While the spread of H7N9 virus appears to have been brought under control in China, public healthcare experts say the bird flu outbreak has cost the country's poultry industry more than 40 billion yuan ($6.5 billion) in losses despite Beijing's swift actions to contain the outbreak.
The new strain of bird flu is reported to have infected 130 people in mainland China since emerging in March, including 35 who died, but no cases have been detected since early May, said Chinese health minister Li Bin at a World Health Organisation meeting in Geneva yesterday.
World health officials praised China's swift response measures to the outbreak, which included the closure of live poultry markets and the culling of birds.
According to Li, Beijing spent an additional 600 million yuan to support the healthy development of the country's poultry industry, as well as standardising methods of transporting poultry to reduce the spread among birds.
"The immediate outbreak has been controlled, but it is also unlikely that virus has simply disappeared. We believe we need go another autumn/winter/spring season to know," said Keiji Fukuda, WHO assistant director-general for health security.
"We also have high concern over the potential, I stress the potential, to gain the ability to sustain transmissibility."
China's poultry sales have since tumbled and prices plunged, Li said, causing major financial problems and job losses as a result.
On Tuesday, UN officials said the outbreak has caused industry losses of an average of 1 billion yuan a day since the end of March, with total losses amounting to 40 billion yuan.
"The economic impact of H7N9 have been astounding," said Juan Lubroth, chief veterinary officer at the UN's Food and Agriculture Organisation.
"Over $6.5 billion has been lost in the agriculture sector because of prices, consumer confidence and trade."
WHO officials also warned that the world is largely unprepared for a massive virus outbreak, amid fears that deadly H7N9 strain could morph into a form that spreads easily among people.
Despite efforts since the 2009-10 H1N1 avian influenza outbreak, Fukuda said far more contingency planning was needed.

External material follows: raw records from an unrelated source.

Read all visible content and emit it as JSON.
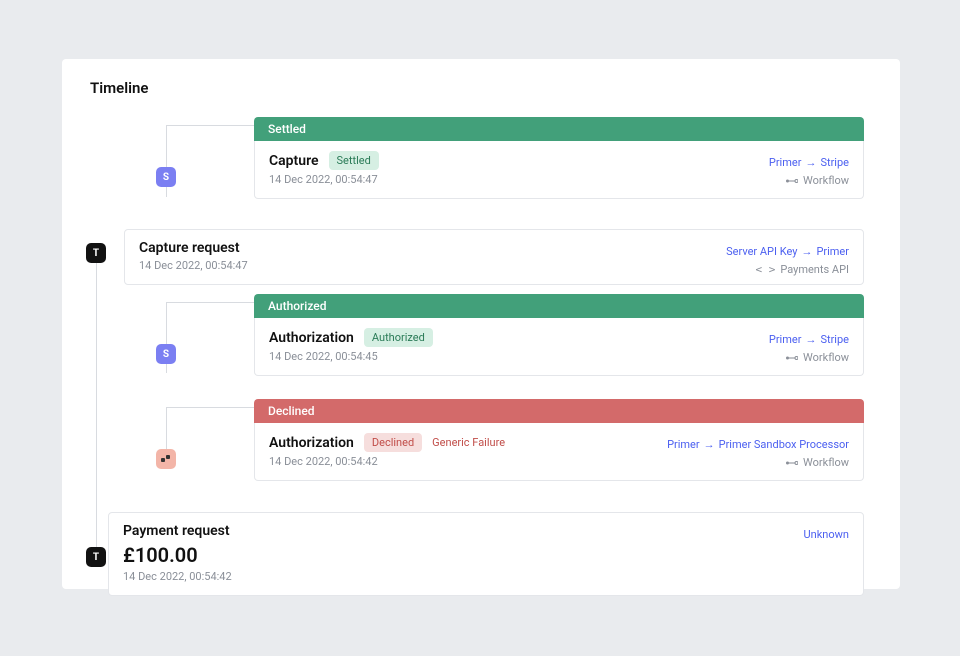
{
  "title": "Timeline",
  "icons": {
    "s": "S",
    "t": "T"
  },
  "workflow_label": "Workflow",
  "payments_api_label": "Payments API",
  "items": {
    "settled_banner": "Settled",
    "capture": {
      "title": "Capture",
      "pill": "Settled",
      "ts": "14 Dec 2022, 00:54:47",
      "from": "Primer",
      "to": "Stripe"
    },
    "capture_request": {
      "title": "Capture request",
      "ts": "14 Dec 2022, 00:54:47",
      "from": "Server API Key",
      "to": "Primer"
    },
    "authorized_banner": "Authorized",
    "auth1": {
      "title": "Authorization",
      "pill": "Authorized",
      "ts": "14 Dec 2022, 00:54:45",
      "from": "Primer",
      "to": "Stripe"
    },
    "declined_banner": "Declined",
    "auth2": {
      "title": "Authorization",
      "pill": "Declined",
      "fail": "Generic Failure",
      "ts": "14 Dec 2022, 00:54:42",
      "from": "Primer",
      "to": "Primer Sandbox Processor"
    },
    "payment_request": {
      "title": "Payment request",
      "amount": "£100.00",
      "ts": "14 Dec 2022, 00:54:42",
      "right": "Unknown"
    }
  }
}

Rapid-reaction systems were crucial, given that health authorities' efforts are already hampered by lack of knowledge about such diseases, he insisted.
"When people get hit with an emerging disease, you can't just go to a book and know what to do," he said.